Tip

There are no rules dictating how companies issue ratings, so it helps to become familiar with each company's system.

In general, “overweight” is nestled in between “hold” and “buy” on a five-tier rating system. In other words, the analyst likes the stock, but a “buy” rating suggests a stronger endorsement. 

But it can be even more confusing. Some firms use a three-tier rating of “underweight” “equal weight” and “overweight.” This is because some are shying away from offering clear "buy" or "sell" advice. In this case, it’s fine to view “overweight” as meaning “buy.”

Why the Reference to Weight Is Used

You may hear “overweight” used in a different context, often relating to the makeup of an investment portfolio.

In most cases, your portfolio should be made up of a diverse mix of stocks and other investments. You should try to avoid being too heavily invested in any one thing. When you have a good mix like this, it means that your portfolio is properly “balanced.”

When your portfolio is unbalanced, it may mean that you are too heavily invested in one thing. This is also known as being “overweight.” And if you don’t have enough of a certain investment in your portfolio, you are considered “underweight.”

So, what does this have to do with analyst ratings?

Keep in mind that stock market indexes, such as the S&P 500, are constructed based on market capitalization. Each stock gets a certain amount of “weight” in the index. So, for instance, in May 2021, Apple had a weighting of 5.70% in the S&P 500. This is because it is one of the world’s largest companies.

If an analyst provides an “overweight” rating on a stock, they are saying that the company should soon receive a higher “weight” in any index it is a part of.

Note

Some firms will use “overweight” and “underweight” in reference to sectors instead of specific stocks. For instance, they may issue a report stating that the retail sector is “overweight.” This means that it will likely outperform the overall market.

But none of this is very useful for the average person. For most of us, it’s best to view an “overweight” rating as simply another way of talking positively about a stock.

Ratings Are Just Guides

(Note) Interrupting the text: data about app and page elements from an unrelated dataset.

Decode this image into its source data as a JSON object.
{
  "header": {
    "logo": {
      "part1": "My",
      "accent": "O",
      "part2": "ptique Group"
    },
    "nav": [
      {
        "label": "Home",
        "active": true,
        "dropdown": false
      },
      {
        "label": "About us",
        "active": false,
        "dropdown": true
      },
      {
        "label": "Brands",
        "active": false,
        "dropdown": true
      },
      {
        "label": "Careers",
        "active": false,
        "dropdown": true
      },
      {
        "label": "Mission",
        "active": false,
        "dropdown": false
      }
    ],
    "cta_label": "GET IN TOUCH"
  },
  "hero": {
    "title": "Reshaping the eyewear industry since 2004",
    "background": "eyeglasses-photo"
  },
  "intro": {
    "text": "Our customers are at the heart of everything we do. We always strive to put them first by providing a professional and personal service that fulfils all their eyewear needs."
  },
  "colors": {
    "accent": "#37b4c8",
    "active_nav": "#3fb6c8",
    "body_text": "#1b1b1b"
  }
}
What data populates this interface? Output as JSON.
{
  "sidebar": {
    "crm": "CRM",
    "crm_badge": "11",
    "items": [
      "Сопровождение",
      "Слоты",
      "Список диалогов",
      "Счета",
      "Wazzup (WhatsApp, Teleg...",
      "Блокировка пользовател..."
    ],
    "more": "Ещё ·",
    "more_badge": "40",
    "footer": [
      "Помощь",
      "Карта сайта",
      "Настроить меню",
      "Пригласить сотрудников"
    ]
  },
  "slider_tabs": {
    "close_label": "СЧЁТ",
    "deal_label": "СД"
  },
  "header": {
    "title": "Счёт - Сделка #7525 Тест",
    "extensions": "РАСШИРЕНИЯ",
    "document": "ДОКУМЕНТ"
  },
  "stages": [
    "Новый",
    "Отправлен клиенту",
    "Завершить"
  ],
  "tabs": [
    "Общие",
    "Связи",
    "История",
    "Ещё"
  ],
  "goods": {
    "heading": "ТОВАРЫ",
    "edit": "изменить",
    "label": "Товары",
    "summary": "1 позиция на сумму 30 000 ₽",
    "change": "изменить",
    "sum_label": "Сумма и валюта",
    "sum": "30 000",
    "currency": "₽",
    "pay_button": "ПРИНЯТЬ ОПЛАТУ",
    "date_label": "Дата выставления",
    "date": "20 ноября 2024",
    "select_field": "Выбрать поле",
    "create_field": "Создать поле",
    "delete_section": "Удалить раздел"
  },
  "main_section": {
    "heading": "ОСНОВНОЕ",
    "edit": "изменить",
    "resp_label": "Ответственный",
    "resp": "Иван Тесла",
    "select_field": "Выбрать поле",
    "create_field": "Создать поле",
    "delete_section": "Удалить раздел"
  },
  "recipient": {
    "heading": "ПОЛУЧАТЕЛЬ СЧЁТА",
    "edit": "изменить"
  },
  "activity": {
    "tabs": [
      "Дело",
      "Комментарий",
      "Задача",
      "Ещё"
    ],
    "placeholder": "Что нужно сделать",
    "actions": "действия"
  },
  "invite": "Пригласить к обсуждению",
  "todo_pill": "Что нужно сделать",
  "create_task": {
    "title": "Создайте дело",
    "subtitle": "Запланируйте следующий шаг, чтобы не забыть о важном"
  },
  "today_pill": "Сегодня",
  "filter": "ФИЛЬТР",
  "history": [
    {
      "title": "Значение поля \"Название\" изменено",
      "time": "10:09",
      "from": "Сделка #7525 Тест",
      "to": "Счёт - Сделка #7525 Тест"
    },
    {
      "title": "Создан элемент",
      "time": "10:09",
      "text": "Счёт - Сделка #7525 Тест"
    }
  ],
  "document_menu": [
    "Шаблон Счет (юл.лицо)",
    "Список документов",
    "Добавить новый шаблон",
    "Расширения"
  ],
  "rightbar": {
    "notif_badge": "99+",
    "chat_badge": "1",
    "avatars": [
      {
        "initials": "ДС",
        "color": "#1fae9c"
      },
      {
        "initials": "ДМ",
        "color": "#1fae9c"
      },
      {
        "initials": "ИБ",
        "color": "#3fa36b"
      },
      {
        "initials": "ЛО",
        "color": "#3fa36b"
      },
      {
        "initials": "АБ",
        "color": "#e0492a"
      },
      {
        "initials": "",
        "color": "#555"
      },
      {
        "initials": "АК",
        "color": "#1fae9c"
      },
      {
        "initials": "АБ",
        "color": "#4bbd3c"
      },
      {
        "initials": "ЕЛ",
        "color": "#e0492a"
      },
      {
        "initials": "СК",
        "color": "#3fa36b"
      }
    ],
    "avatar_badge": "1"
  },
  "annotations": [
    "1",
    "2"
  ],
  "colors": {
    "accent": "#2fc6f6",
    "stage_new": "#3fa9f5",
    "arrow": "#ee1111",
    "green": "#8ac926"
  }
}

For each stock, there will be countless people giving opinions on whether it’s a good investment or not. Ratings are simply one piece that goes along with past price performance, earnings reports, profit margin, and other information.

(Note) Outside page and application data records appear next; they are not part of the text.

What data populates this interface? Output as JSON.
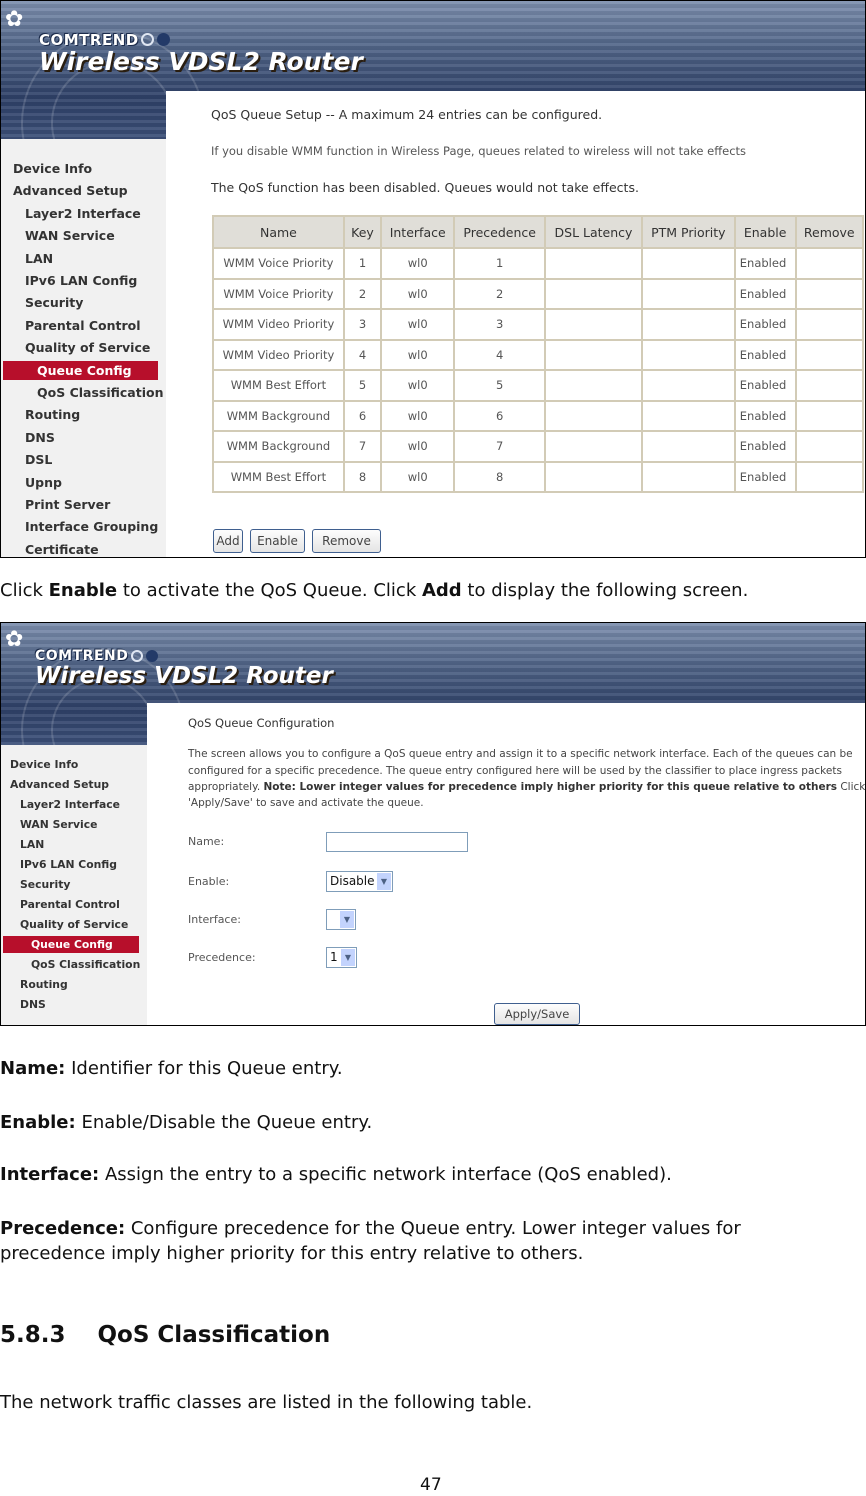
{
  "brand": {
    "company": "COMTREND",
    "product": "Wireless VDSL2 Router"
  },
  "screenshot1": {
    "sidebar": [
      {
        "label": "Device Info",
        "level": 0,
        "active": false
      },
      {
        "label": "Advanced Setup",
        "level": 0,
        "active": false
      },
      {
        "label": "Layer2 Interface",
        "level": 1,
        "active": false
      },
      {
        "label": "WAN Service",
        "level": 1,
        "active": false
      },
      {
        "label": "LAN",
        "level": 1,
        "active": false
      },
      {
        "label": "IPv6 LAN Config",
        "level": 1,
        "active": false
      },
      {
        "label": "Security",
        "level": 1,
        "active": false
      },
      {
        "label": "Parental Control",
        "level": 1,
        "active": false
      },
      {
        "label": "Quality of Service",
        "level": 1,
        "active": false
      },
      {
        "label": "Queue Config",
        "level": 2,
        "active": true
      },
      {
        "label": "QoS Classification",
        "level": 2,
        "active": false
      },
      {
        "label": "Routing",
        "level": 1,
        "active": false
      },
      {
        "label": "DNS",
        "level": 1,
        "active": false
      },
      {
        "label": "DSL",
        "level": 1,
        "active": false
      },
      {
        "label": "Upnp",
        "level": 1,
        "active": false
      },
      {
        "label": "Print Server",
        "level": 1,
        "active": false
      },
      {
        "label": "Interface Grouping",
        "level": 1,
        "active": false
      },
      {
        "label": "Certificate",
        "level": 1,
        "active": false
      }
    ],
    "title": "QoS Queue Setup -- A maximum 24 entries can be configured.",
    "wmm_note": "If you disable WMM function in Wireless Page, queues related to wireless will not take effects",
    "disabled_note": "The QoS function has been disabled. Queues would not take effects.",
    "table": {
      "headers": [
        "Name",
        "Key",
        "Interface",
        "Precedence",
        "DSL Latency",
        "PTM Priority",
        "Enable",
        "Remove"
      ],
      "rows": [
        [
          "WMM Voice Priority",
          "1",
          "wl0",
          "1",
          "",
          "",
          "Enabled",
          ""
        ],
        [
          "WMM Voice Priority",
          "2",
          "wl0",
          "2",
          "",
          "",
          "Enabled",
          ""
        ],
        [
          "WMM Video Priority",
          "3",
          "wl0",
          "3",
          "",
          "",
          "Enabled",
          ""
        ],
        [
          "WMM Video Priority",
          "4",
          "wl0",
          "4",
          "",
          "",
          "Enabled",
          ""
        ],
        [
          "WMM Best Effort",
          "5",
          "wl0",
          "5",
          "",
          "",
          "Enabled",
          ""
        ],
        [
          "WMM Background",
          "6",
          "wl0",
          "6",
          "",
          "",
          "Enabled",
          ""
        ],
        [
          "WMM Background",
          "7",
          "wl0",
          "7",
          "",
          "",
          "Enabled",
          ""
        ],
        [
          "WMM Best Effort",
          "8",
          "wl0",
          "8",
          "",
          "",
          "Enabled",
          ""
        ]
      ]
    },
    "buttons": {
      "add": "Add",
      "enable": "Enable",
      "remove": "Remove"
    }
  },
  "caption1": {
    "pre": "Click ",
    "b1": "Enable",
    "mid": " to activate the QoS Queue. Click ",
    "b2": "Add",
    "post": " to display the following screen."
  },
  "screenshot2": {
    "sidebar": [
      {
        "label": "Device Info",
        "level": 0,
        "active": false
      },
      {
        "label": "Advanced Setup",
        "level": 0,
        "active": false
      },
      {
        "label": "Layer2 Interface",
        "level": 1,
        "active": false
      },
      {
        "label": "WAN Service",
        "level": 1,
        "active": false
      },
      {
        "label": "LAN",
        "level": 1,
        "active": false
      },
      {
        "label": "IPv6 LAN Config",
        "level": 1,
        "active": false
      },
      {
        "label": "Security",
        "level": 1,
        "active": false
      },
      {
        "label": "Parental Control",
        "level": 1,
        "active": false
      },
      {
        "label": "Quality of Service",
        "level": 1,
        "active": false
      },
      {
        "label": "Queue Config",
        "level": 2,
        "active": true
      },
      {
        "label": "QoS Classification",
        "level": 2,
        "active": false
      },
      {
        "label": "Routing",
        "level": 1,
        "active": false
      },
      {
        "label": "DNS",
        "level": 1,
        "active": false
      }
    ],
    "title": "QoS Queue Configuration",
    "desc_line1": "The screen allows you to configure a QoS queue entry and assign it to a specific network interface. Each of the queues can be",
    "desc_line2": "configured for a specific precedence. The queue entry configured here will be used by the classifier to place ingress packets",
    "desc_line3_pre": "appropriately. ",
    "desc_line3_bold": "Note: Lower integer values for precedence imply higher priority for this queue relative to others",
    "desc_line3_post": " Click",
    "desc_line4": "'Apply/Save' to save and activate the queue.",
    "form": {
      "name_label": "Name:",
      "name_value": "",
      "enable_label": "Enable:",
      "enable_value": "Disable",
      "interface_label": "Interface:",
      "interface_value": "",
      "precedence_label": "Precedence:",
      "precedence_value": "1"
    },
    "apply_button": "Apply/Save"
  },
  "descriptions": [
    {
      "term": "Name:",
      "text": " Identifier for this Queue entry."
    },
    {
      "term": "Enable:",
      "text": " Enable/Disable the Queue entry."
    },
    {
      "term": "Interface:",
      "text": " Assign the entry to a specific network interface (QoS enabled)."
    },
    {
      "term": "Precedence:",
      "text": " Configure precedence for the Queue entry. Lower integer values for",
      "text2": "precedence imply higher priority for this entry relative to others."
    }
  ],
  "section": {
    "number": "5.8.3",
    "title": "QoS Classification",
    "intro": "The network traffic classes are listed in the following table."
  },
  "page_number": "47"
}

No one should ever buy or sell a stock based on what one single person thinks. And this is especially true because analysts often disagree. Thus, trying to figure out what an analyst truly means by any rating, whether “overweight” or something else, is not very useful.